London: The UK conducted its first test of a new emergency alert service on Sunday, with millions of mobile phones emitting a loud alarm and vibrating.
The national system, modelled on similar schemes in Canada, Japan, the Netherlands and the United States, aims to warn the public if there is a danger to life nearby but has generated criticism over "nanny state" intrusion.
The alert was due to go off at 3:00 pm (1400 GMT), although some phones sounded the alarm before the scheduled time, and others minutes later.
Some users on social media complained that they had not received the warning at all.
The alarm was accompanied by a message reading: "This is a test of Emergency Alerts, a new UK government service that will warn you if there's a life-threatening emergency nearby."
Emergency services and the government hope to use the system to alert people to issues such as severe flooding and fires.
The 10-second alarm, which sounded even if phones were on silent, rang out at entertainment and sporting events, including Premier League football matches.
Organisers of the World Snooker Championship paused play just before the alert, while the Society of London Theatre advised its members to tell audiences to turn off their phones.
Drivers were warned not to pick up their phones during the test, and people who did not wish to receive the alerts were able to opt out in their device settings.
"Keep Calm and Carry On. That is the British way and it is exactly what the country will do when they receive this test alert at 3:00 pm today," said Deputy Prime Minister Oliver Dowden before the test.
"The government's number-one job is to keep people safe and this is another tool in the toolkit for emergency situations."
But some Conservative figures have criticised the plan, with former minister Jacob Rees-Mogg urging people to defy the government's calls and "switch off the unnecessary and intrusive alert".
"It is back to the nanny state - warning us, telling us, mollycoddling us when instead they should just let people get on with their lives," he said.
Daily Mail columnist Sarah Vine, ex-wife of government minister Michael Gove, called the plans "terrifying".
"This Sunday, at 3 pm... the government intends to rattle our collective cages by invading our mobile phones - and our privacy - with its absurd emergency test signal. The notion is as terrifying as it is tiresome," she wrote.
"Terrifying because it's a reminder of the tyranny imposed on all of us by the technology that has invaded our homes like Japanese knotweed, infiltrating every aspect of our daily lives," she added.
Dowden sought to play down privacy and intrusion fears, saying "all people need to do is swipe away the message or click "OK".
"The test is secure, free to receive and one-way, and does not reveal anyone's location or collect personal data," he added.
Judy Edworthy, an international expert in alarm systems and psychology professor at the University of Plymouth, said the alert system was a positive development, even if its first airing may surprise people.

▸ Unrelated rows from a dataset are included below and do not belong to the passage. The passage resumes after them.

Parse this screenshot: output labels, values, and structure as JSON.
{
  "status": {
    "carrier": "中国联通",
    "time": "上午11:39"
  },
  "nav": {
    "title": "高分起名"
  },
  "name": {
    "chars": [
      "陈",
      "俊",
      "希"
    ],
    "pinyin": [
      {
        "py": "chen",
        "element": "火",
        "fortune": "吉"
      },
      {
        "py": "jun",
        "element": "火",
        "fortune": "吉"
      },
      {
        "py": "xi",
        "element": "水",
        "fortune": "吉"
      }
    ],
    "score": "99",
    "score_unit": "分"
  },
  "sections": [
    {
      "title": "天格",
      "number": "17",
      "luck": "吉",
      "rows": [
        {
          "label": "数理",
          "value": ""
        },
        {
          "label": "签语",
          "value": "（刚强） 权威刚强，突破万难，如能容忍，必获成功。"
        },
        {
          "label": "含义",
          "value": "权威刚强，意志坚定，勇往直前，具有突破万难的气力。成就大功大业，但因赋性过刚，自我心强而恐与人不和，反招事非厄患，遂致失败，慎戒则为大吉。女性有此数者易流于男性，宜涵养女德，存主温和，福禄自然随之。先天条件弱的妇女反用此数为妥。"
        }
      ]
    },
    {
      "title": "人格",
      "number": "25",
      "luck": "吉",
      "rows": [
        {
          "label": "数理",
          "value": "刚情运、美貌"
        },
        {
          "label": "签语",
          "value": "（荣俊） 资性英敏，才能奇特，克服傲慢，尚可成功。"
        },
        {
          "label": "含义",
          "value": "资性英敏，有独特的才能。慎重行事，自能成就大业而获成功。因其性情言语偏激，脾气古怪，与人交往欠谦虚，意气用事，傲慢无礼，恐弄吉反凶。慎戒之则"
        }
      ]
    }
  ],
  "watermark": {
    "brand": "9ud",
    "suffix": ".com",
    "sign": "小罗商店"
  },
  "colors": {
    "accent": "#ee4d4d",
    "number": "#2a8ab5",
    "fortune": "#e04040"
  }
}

"Despite the message explaining it is a test, I expect some people may well be astonished," she told the domestic Press Association.

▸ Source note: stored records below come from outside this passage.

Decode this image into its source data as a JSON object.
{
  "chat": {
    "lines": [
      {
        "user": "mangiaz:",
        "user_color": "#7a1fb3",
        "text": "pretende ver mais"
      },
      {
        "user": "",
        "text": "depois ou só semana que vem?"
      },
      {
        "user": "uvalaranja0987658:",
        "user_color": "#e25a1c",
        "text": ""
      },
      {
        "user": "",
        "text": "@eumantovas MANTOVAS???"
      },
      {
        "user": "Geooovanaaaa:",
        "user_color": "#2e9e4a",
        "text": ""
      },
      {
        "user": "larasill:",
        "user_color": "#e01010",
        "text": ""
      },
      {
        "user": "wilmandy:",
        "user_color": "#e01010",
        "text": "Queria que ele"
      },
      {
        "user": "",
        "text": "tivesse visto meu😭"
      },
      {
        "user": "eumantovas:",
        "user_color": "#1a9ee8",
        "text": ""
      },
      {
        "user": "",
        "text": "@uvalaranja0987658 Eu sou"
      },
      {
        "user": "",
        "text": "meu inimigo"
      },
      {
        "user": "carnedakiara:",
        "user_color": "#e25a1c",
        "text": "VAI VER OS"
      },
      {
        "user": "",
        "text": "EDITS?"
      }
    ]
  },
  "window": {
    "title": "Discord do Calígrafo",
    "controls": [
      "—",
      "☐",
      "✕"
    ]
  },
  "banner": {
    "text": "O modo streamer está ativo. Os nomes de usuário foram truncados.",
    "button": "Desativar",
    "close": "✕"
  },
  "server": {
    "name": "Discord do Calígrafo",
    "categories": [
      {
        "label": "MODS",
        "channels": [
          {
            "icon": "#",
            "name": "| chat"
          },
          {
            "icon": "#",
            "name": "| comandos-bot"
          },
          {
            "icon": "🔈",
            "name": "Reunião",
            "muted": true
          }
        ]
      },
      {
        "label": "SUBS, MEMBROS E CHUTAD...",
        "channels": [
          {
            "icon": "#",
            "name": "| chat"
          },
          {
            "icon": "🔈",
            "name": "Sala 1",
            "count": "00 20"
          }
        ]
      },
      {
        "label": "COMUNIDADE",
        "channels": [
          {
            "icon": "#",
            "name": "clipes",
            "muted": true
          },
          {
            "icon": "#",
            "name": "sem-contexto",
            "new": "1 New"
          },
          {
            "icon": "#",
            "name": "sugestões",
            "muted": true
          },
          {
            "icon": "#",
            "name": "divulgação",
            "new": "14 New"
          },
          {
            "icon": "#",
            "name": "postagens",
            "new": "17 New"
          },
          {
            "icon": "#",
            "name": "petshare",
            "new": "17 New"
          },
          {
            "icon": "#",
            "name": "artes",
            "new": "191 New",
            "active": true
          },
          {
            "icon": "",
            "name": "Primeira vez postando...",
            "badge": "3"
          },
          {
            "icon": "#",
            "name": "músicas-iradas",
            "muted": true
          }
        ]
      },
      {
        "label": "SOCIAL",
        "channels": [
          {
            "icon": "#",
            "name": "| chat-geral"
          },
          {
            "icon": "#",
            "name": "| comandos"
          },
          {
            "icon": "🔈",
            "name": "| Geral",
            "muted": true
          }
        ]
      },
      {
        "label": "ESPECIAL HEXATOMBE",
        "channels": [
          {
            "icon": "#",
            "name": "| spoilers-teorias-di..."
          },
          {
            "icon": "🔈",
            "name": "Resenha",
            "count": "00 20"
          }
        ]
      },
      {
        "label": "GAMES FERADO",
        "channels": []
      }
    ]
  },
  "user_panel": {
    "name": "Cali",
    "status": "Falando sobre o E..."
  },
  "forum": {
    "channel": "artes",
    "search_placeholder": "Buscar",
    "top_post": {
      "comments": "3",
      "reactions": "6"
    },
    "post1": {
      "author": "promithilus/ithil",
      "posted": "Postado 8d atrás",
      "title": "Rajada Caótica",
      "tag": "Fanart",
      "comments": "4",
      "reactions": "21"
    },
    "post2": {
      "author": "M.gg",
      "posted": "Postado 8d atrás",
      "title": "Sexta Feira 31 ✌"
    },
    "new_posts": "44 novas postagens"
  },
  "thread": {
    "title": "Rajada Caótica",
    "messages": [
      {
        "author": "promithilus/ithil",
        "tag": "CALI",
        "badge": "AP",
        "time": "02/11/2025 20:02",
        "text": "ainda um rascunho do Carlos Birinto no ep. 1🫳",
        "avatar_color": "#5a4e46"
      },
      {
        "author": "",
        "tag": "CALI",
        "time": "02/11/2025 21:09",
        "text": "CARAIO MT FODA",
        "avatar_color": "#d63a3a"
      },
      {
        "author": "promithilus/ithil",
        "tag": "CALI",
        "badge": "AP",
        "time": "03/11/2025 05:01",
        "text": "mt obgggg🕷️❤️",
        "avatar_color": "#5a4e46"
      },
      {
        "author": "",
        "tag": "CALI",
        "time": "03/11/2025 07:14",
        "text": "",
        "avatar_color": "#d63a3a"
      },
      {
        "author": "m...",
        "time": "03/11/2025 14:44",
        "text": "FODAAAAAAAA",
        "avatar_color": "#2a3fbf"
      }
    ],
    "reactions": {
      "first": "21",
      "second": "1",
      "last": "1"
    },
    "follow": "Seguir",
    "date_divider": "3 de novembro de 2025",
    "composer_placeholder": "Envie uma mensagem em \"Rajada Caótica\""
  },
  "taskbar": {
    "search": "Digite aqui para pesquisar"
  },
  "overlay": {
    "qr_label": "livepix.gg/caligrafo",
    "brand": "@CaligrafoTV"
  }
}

MPs also criticised the decision to hand the lucrative IT contract for the alert system to Fujitsu, the Japanese firm responsible for faulty software in the Post Office system that led to innocent sub-postmasters receiving fraud convictions.